** Opening Data records block **

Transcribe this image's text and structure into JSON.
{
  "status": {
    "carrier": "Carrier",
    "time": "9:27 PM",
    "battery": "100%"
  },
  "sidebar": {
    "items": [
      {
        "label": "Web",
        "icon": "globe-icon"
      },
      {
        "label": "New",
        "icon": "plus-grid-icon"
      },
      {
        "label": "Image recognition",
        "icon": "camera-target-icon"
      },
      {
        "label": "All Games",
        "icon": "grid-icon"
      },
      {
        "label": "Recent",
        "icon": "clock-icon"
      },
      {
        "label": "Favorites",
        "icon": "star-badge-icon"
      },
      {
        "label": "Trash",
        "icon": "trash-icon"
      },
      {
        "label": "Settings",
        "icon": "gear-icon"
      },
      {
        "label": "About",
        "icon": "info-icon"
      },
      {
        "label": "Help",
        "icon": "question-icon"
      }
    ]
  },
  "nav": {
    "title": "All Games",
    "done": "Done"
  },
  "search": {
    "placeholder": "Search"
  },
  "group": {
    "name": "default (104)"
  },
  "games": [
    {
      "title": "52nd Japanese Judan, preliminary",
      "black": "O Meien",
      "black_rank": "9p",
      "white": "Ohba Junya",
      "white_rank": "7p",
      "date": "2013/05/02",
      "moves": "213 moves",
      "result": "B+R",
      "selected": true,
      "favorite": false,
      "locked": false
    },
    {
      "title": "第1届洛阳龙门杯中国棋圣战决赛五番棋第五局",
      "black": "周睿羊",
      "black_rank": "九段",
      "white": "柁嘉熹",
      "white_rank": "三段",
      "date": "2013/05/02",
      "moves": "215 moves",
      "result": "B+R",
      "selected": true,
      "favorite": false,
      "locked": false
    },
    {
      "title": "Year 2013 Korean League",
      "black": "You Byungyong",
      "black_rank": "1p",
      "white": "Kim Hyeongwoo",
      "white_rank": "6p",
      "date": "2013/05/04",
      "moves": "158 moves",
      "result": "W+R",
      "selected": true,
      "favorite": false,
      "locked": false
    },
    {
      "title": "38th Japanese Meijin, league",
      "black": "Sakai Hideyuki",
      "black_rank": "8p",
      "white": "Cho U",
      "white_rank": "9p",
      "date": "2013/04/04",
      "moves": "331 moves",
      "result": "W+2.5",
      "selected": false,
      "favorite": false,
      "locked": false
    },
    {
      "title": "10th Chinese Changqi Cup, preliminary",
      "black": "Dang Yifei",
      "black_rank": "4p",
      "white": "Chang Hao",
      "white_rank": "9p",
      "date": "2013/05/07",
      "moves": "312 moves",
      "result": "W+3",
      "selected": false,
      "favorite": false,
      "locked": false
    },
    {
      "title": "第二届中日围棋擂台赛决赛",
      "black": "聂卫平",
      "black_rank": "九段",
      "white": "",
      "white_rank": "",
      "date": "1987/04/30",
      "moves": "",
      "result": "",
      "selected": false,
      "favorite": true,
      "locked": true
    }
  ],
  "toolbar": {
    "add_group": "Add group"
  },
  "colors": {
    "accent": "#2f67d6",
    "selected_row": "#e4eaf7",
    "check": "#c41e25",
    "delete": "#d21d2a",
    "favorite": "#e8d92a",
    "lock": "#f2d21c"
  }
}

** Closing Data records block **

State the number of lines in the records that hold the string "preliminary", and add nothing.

Written answer: 2